Images of dead Syrian babies have changed the way Europe and America is responding to the refugee crisis in the Middle East.
However heartfelt, it's never smart to let emotionalism guide policy, whether we're talking about refugees, immigration, or war.
Unfortunately, we do precisely that all the time, especially when there's pre-existing consensus in place.
As I write in a new Daily Beast column, we're constantly be yanked around by our feelings and gut reactions precisely when we need to keep a cooler head:
Only a year ago, the sight of two American freelance journalists being beheaded by ISIS flipped public opinion almost immediately in favor of going back militarily into the Middle East.
Once those videos had been released, ISIS, a group with perhaps zero ability to wreak serious havoc on America, suddenly became an "existential" threat to our very way of life. (And this, of course, was exactly the reaction ISIS was counting on.)

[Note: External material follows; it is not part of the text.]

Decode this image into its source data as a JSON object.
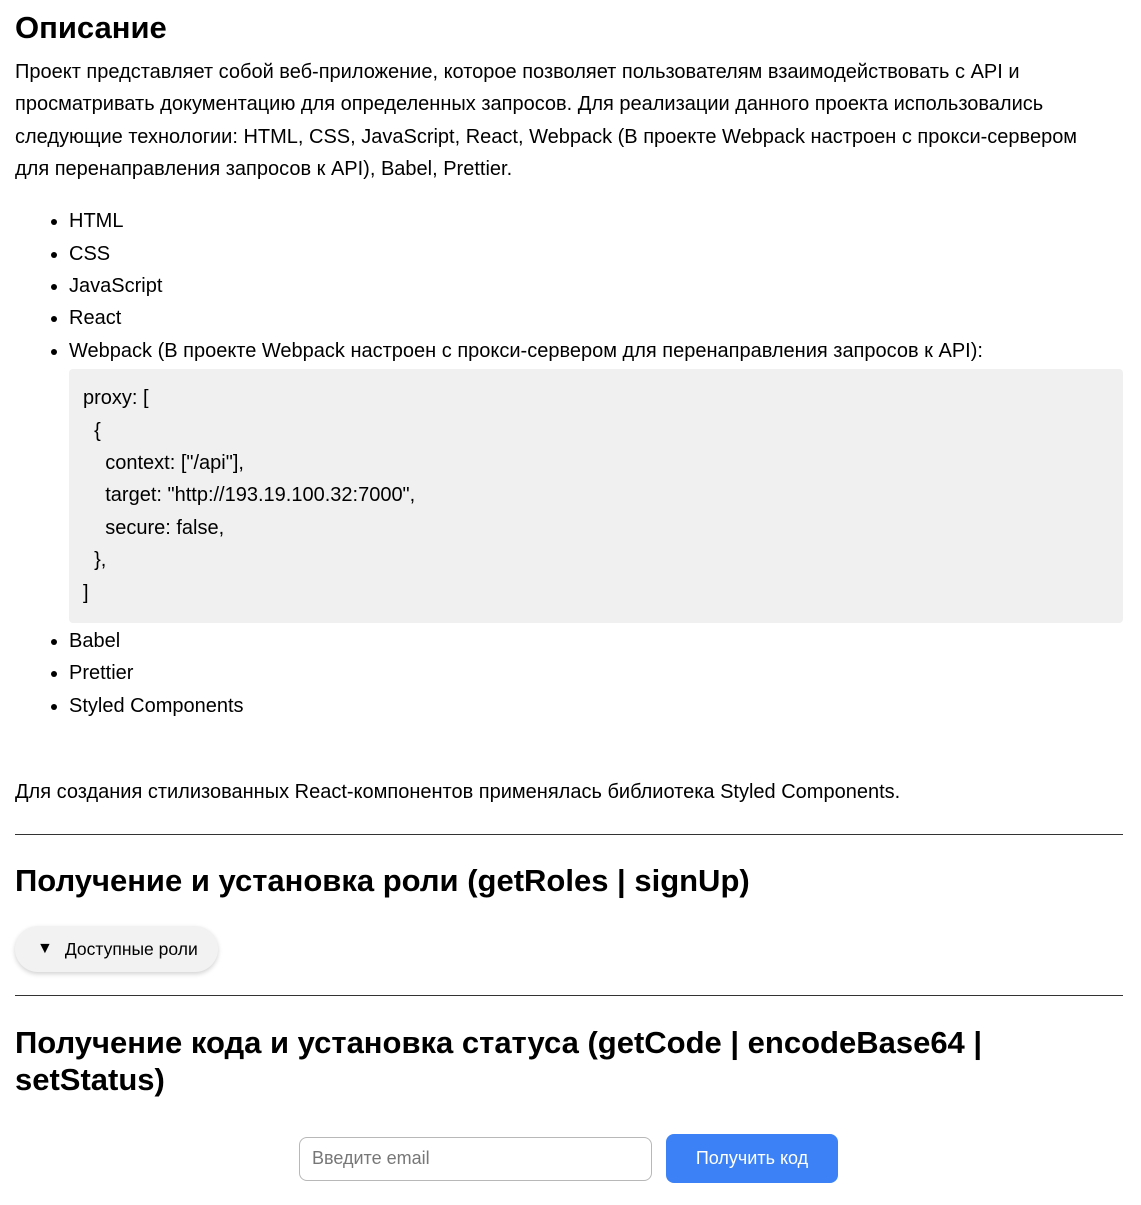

And of course, emotionalism is pretty much all we get when it comes to immigration:
Similarly, we should have an immigration policy that is settled and understood so that the statistically rare murder by an illegal immigrant doesn't become demagogic fodder for nativists and presidential candidates. Seventy percent of Americans support a path to legalization for illegals and maintaining or increasing current levels of immigration, attitudes that are rarely present in political discussions of the topic.
As an open-borders, non-interventionist libertarian, I think we should take in or otherwise help as many refugees as we can (in fact, the U.S. is the single-largest donor nation when it comes to humanitarian aid for displaced Syrians) and we should allow anyone who wants to work to enter and leave legally in the United States (as is currently the law, such people should be barred from accessing most forms of taxpayer-supported aid). No surprise there, I realize.

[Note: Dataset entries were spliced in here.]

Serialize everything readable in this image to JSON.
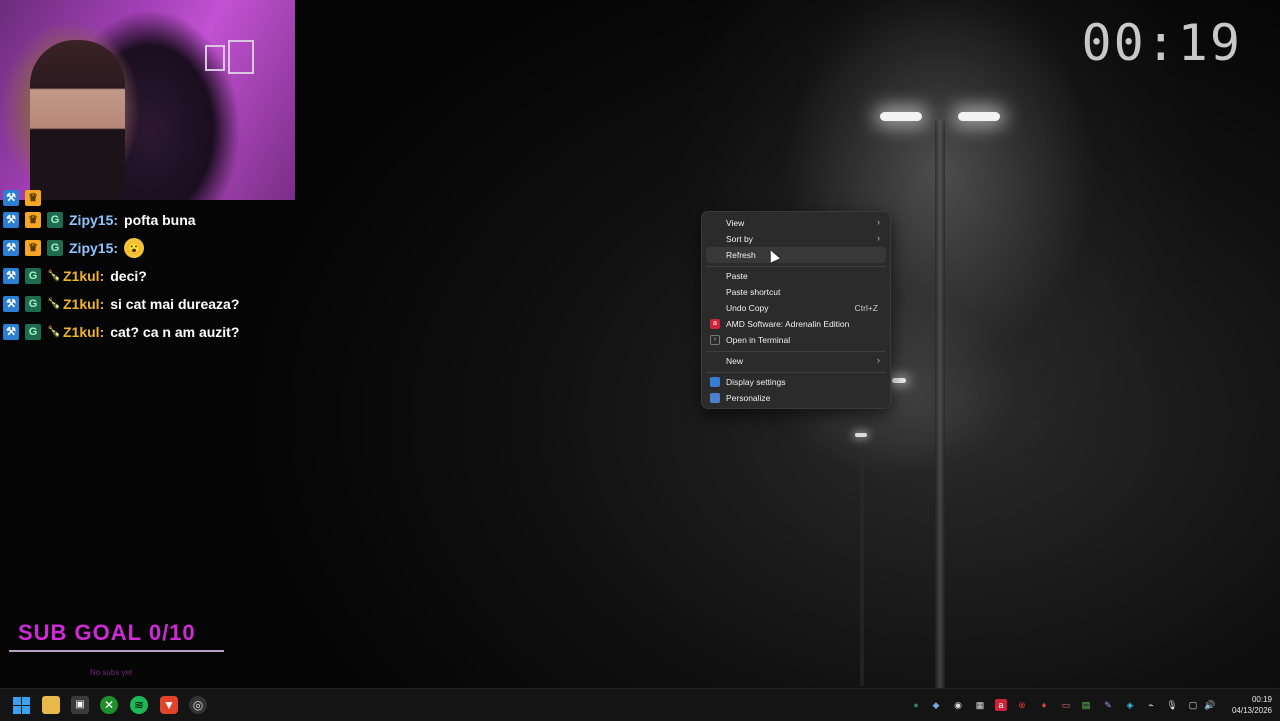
{
  "timer": "00:19",
  "chat": {
    "messages": [
      {
        "user": "Zipy15:",
        "text": "pofta buna",
        "user_color": "#8ec5ff"
      },
      {
        "user": "Zipy15:",
        "text": "",
        "emote": "😮",
        "user_color": "#8ec5ff"
      },
      {
        "user": "Z1kul:",
        "text": "deci?",
        "user_color": "#f0b429"
      },
      {
        "user": "Z1kul:",
        "text": "si cat mai dureaza?",
        "user_color": "#f0b429"
      },
      {
        "user": "Z1kul:",
        "text": "cat? ca n am auzit?",
        "user_color": "#f0b429"
      }
    ]
  },
  "sub_goal": {
    "label": "SUB GOAL 0/10",
    "progress": 0,
    "note": "No subs yet"
  },
  "context_menu": {
    "items": [
      {
        "label": "View",
        "submenu": true
      },
      {
        "label": "Sort by",
        "submenu": true
      },
      {
        "label": "Refresh"
      },
      {
        "label": "Paste"
      },
      {
        "label": "Paste shortcut"
      },
      {
        "label": "Undo Copy",
        "shortcut": "Ctrl+Z"
      },
      {
        "label": "AMD Software: Adrenalin Edition",
        "icon": "amd-icon"
      },
      {
        "label": "Open in Terminal",
        "icon": "terminal-icon"
      },
      {
        "label": "New",
        "submenu": true
      },
      {
        "label": "Display settings",
        "icon": "display-icon"
      },
      {
        "label": "Personalize",
        "icon": "personalize-icon"
      }
    ]
  },
  "taskbar": {
    "apps": [
      "start-icon",
      "file-explorer-icon",
      "store-icon",
      "xbox-icon",
      "spotify-icon",
      "brave-icon",
      "obs-icon"
    ],
    "clock_time": "00:19",
    "clock_date": "04/13/2026"
  },
  "colors": {
    "accent_pink": "#d02ad6",
    "menu_bg": "#2b2b2b",
    "taskbar_bg": "#141414"
  }
}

But regardless of your specific point of view on any given issue, I think you'll agree that we also need to get serious as a country to actually discuss, debate, and deliberate on such matters before they are upon us.
Otherwise, we're just going to be jerked around from one "crisis" to another with no real compass or plan. And if the past decade-plus of American involvement in the Middle East should teach us anything, it's that we can always make things worse when we rush into situations or policy decisions.
Finally—and perhaps most importantly because of our ability to rain down bombs from on high, send our youth to spill their blood, and participate in the deaths of millions—we should have a foreign policy that is clearly articulated, "consistent with a free society and aimed at securing America's interests in the world."
That way, when the heart-rending and blood-boiling images wash up on our newsfeeds like so many Syrian babies on a beach, we'll be in a far better position to take righteous and effective action. And we'll also lower the odds that such catastrophes would befall the world in the first place.